John Scheibel, a teacher at the Washington Jesuit Academy in Northeast D.C., left his job on K Street to become a middle-school teacher. Last week he gave his class a real-life lesson on his former job, bringing them to the Hill for a mock lobbying session.
"It turns out he's just spectacular at it," said Gonella, who is on the WJA board. "It could be that, as we all know, one of the skills that effective lobbyists and advocates have is an ability to take a complex set of issues and convey them in a way that different audiences can understand."
In addition to helping with the $18,000 yearly tuition for a student to attend the school, Gonella said he drops by for lunch sometimes and joins Thanksgiving and graduation celebrations.
K Street Connections
Scheibel's K Street connections have come in handy for those graduations. In 2010, for example, he helped recruit Attorney General Eric Holder as commencement speaker.
But his past life really made a difference on the Hill last week, as he helped his students navigate meetings in the Rayburn and Longworth House office buildings.
The students were pressing for a mock bill that would extend funding for public recreation centers.
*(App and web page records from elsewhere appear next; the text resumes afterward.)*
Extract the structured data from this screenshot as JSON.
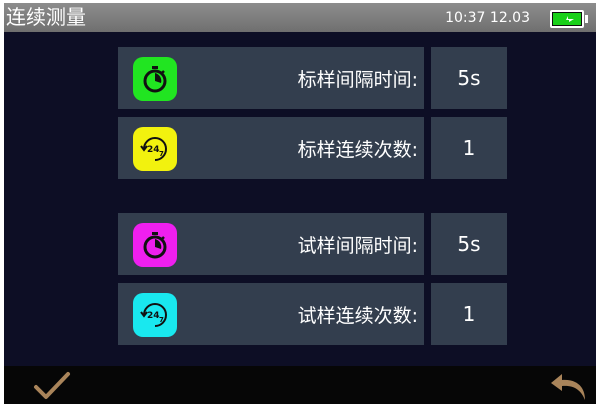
{
  "header": {
    "title": "连续测量",
    "time": "10:37",
    "date": "12.03",
    "battery_icon": "battery-charging-icon",
    "battery_color": "#19d019"
  },
  "settings": {
    "standard": {
      "interval": {
        "label": "标样间隔时间:",
        "value": "5s",
        "icon": "stopwatch-icon",
        "icon_color": "#21e521"
      },
      "count": {
        "label": "标样连续次数:",
        "value": "1",
        "icon": "24-7-cycle-icon",
        "icon_color": "#f2f20e"
      }
    },
    "sample": {
      "interval": {
        "label": "试样间隔时间:",
        "value": "5s",
        "icon": "stopwatch-icon",
        "icon_color": "#ef1fef"
      },
      "count": {
        "label": "试样连续次数:",
        "value": "1",
        "icon": "24-7-cycle-icon",
        "icon_color": "#19e8ef"
      }
    }
  },
  "footer": {
    "confirm_icon": "checkmark-icon",
    "back_icon": "return-arrow-icon",
    "icon_color": "#a9845a"
  }
}
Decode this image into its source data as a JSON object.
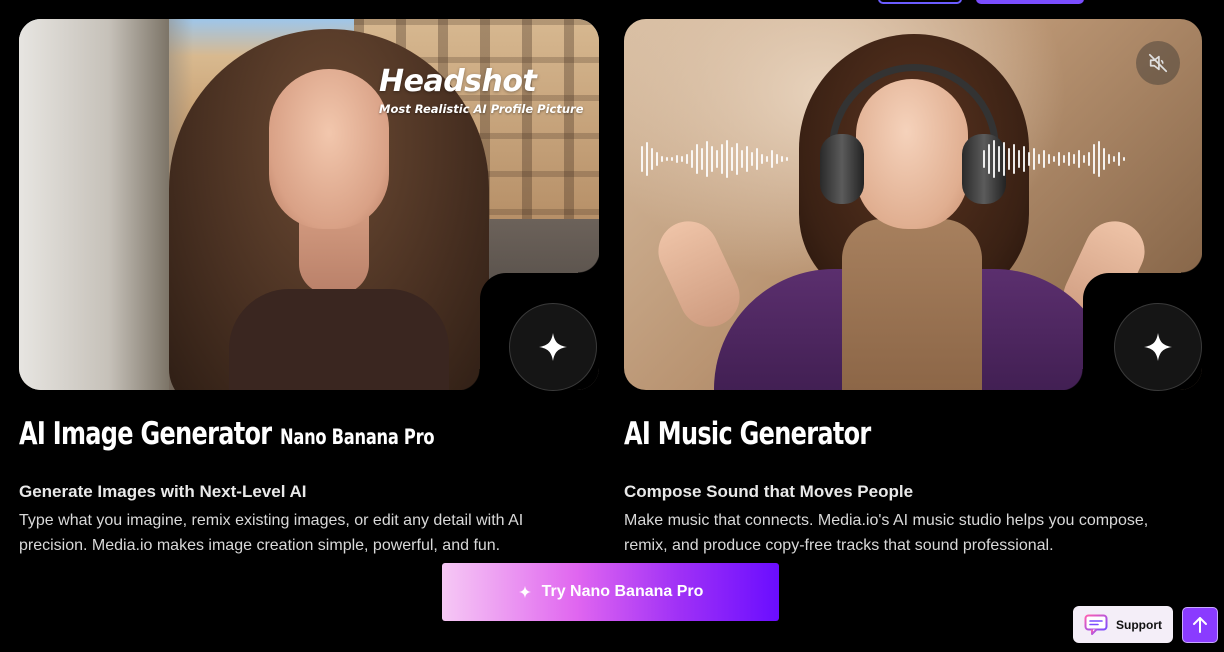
{
  "cards": [
    {
      "overlay_title": "Headshot",
      "overlay_subtitle": "Most Realistic AI Profile Picture",
      "title": "AI Image Generator",
      "title_tag": "Nano Banana Pro",
      "subtitle": "Generate Images with Next-Level AI",
      "description": "Type what you imagine, remix existing images, or edit any detail with AI precision. Media.io makes image creation simple, powerful, and fun."
    },
    {
      "title": "AI Music Generator",
      "subtitle": "Compose Sound that Moves People",
      "description": "Make music that connects. Media.io's AI music studio helps you compose, remix, and produce copy-free tracks that sound professional."
    }
  ],
  "cta": {
    "label": "Try Nano Banana Pro",
    "icon": "sparkle-icon"
  },
  "support": {
    "label": "Support",
    "icon": "chat-icon"
  },
  "scroll_top": {
    "icon": "arrow-up-icon"
  },
  "icons": {
    "sparkle": "sparkle-icon",
    "mute": "speaker-muted-icon"
  },
  "colors": {
    "accent": "#7a4dff",
    "cta_start": "#f6c8f4",
    "cta_end": "#6a0dff",
    "background": "#000000"
  }
}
They argued that more rec centers would help keep kids and adults out of trouble and create jobs. "Less money you have to spend on jails," one student said.
Then another student asked: "Can we get your boss to support our bill?"
"You guys are very convincing," said one of the Congressional aides they met with. It was a white Republican woman who turned out to have something in common with the students, all African-Americans. Her family had experienced hard economic times, she told them, and she went to college on a basketball scholarship. The kids peppered her with questions about being a student athlete, juggling homework and practice.
Scheibel smiled. His two worlds connected, if only briefly, in an ornate hearing room under a sprawling chandelier in Longworth.
Earlier, Scheibel said he has no regrets about his peculiar path. "Next question, do I miss lobbying?" he said in an interview. "The answer would be yes."
Sen. Dianne Feinstein, D-Calif., chairman of the Senate Intelligence Committee, speaks with reporters in the Capitol after a speech on the Senate floor that accused the CIA of searching computers set up for Congressional staff for their research of interrogation programs.